The New York Football Giants offseason program is over. The players now have a month until the scorching heat of training camp, and results from the GIANT-minicamp are in. Here’s a snippet from Michel Eisen and Coach Coughlin over at Giants.com titled: Minicamp ends with message from Coach
The Giants concluded their minicamp with a light jog-thru. That ended a two-month offseason program and a busy period in which the Giants installed a new offensive system, assimilated new coaches and added a large group of veteran free agents and rookies onto the team.
“We had a lot of goals, a lot of things that were objectives in this camp,” Coughlin said. “The integration of all the new people, whether it be draft choices or free agents that we brought in. I thought the veterans did a nice job of trying to integrate everybody into the team idea and I think we made some progress there. That was certainly one of them. Of course, the offense and the offensive terminology and that type of stuff, so we’ve been hard at work on that, we’ve made progress. We’re not there, but we’re making progress.”

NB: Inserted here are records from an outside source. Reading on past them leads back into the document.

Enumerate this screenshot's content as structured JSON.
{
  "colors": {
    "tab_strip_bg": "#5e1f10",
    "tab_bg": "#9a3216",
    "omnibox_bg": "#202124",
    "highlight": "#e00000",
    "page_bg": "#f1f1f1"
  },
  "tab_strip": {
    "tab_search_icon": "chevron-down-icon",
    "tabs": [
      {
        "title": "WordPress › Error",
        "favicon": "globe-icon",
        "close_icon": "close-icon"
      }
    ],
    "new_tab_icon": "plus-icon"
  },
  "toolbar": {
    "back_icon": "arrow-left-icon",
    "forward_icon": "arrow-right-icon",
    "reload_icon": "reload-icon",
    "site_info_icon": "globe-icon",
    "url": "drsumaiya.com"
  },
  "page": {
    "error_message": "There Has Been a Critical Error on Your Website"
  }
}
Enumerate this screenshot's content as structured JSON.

That may seem like typical offseason stuff to you, but we at GMEN HQ assure you Jints fans — Eli Manning can still hit a wide open net:

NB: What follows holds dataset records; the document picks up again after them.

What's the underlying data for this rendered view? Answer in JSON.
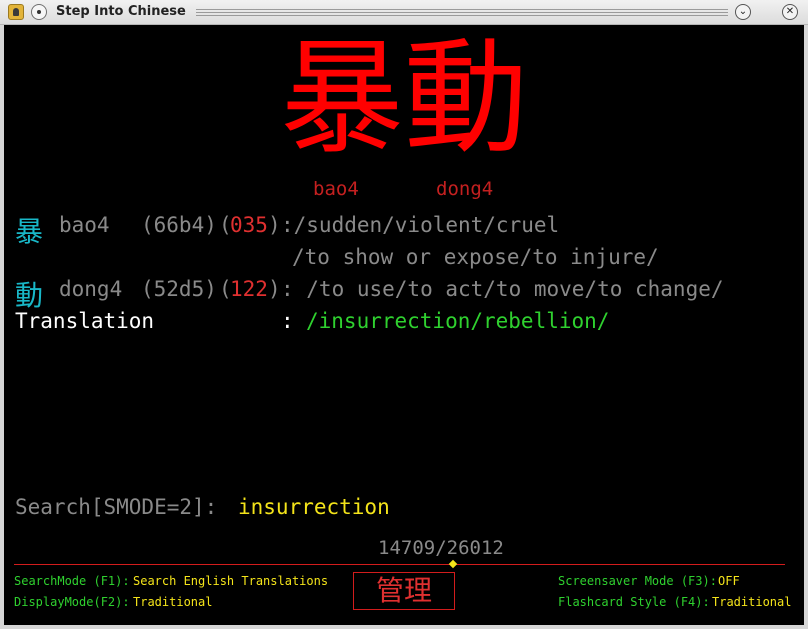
{
  "window": {
    "title": "Step Into Chinese",
    "minimize_glyph": "⌄",
    "close_glyph": "✕"
  },
  "headword": {
    "hanzi": "暴動",
    "pinyin": [
      "bao4",
      "dong4"
    ]
  },
  "characters": [
    {
      "hanzi": "暴",
      "pinyin": "bao4",
      "code": "(66b4)",
      "radical_open": "(",
      "radical": "035",
      "radical_close": ")",
      "definition_line1": ":/sudden/violent/cruel",
      "definition_line2": "/to show or expose/to injure/"
    },
    {
      "hanzi": "動",
      "pinyin": "dong4",
      "code": "(52d5)",
      "radical_open": "(",
      "radical": "122",
      "radical_close": ")",
      "definition_line1": ": /to use/to act/to move/to change/"
    }
  ],
  "translation": {
    "label": "Translation",
    "colon": ":",
    "value": "/insurrection/rebellion/"
  },
  "search": {
    "label": "Search[SMODE=2]:",
    "value": "insurrection"
  },
  "counter": "14709/26012",
  "footer": {
    "search_mode_label": "SearchMode (F1):",
    "search_mode_value": "Search English Translations",
    "display_mode_label": "DisplayMode(F2):",
    "display_mode_value": "Traditional",
    "admin_button": "管理",
    "screensaver_label": "Screensaver Mode (F3):",
    "screensaver_value": "OFF",
    "flashcard_label": "Flashcard Style (F4):",
    "flashcard_value": "Traditional"
  },
  "colors": {
    "headword": "#ff0000",
    "char_highlight": "#19b8c8",
    "translation": "#2fd12f",
    "search_value": "#f4e41a",
    "divider": "#d21c1c"
  }
}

Overall this offseason, the Giants have released Will Hill, lost Jon Beason for 12 weeks to a foot injury and been scared with the dreaded hamstring injury to first rounder Odell Beckham Jr. Oh… and you can’t forget about Mark Herzlich‘s book. That’s vital.
The Giants got some good work in building towards Ben McAdoo’s new offensive vision during minicamp. In this story titled: Giants: Ben McAdoo doesn’t sweat transition, says ‘I’ve been groomed for the position‘, McAdoo offers up this morsel of knowledge to those wondering where the players are at in the transition process:
“To say that we have things mastered after 12 practices, by no stretch of the imagination do we have everything mastered,” he said. “But they understand the identity that we’re looking for moving forward and it will be exciting to get them back here and get some pads on.”
Any way you slice it, installing a new offense in the NFL is difficult. Ben McAdoo’s confidence is comforting, but comfort and confidence in July won’t win games in September. However, McAdoo’s message is appropriate — once the Giants get some pads on at training camp, Giants Nation will really start to see the formation of this new system in football’s violently poetic motion.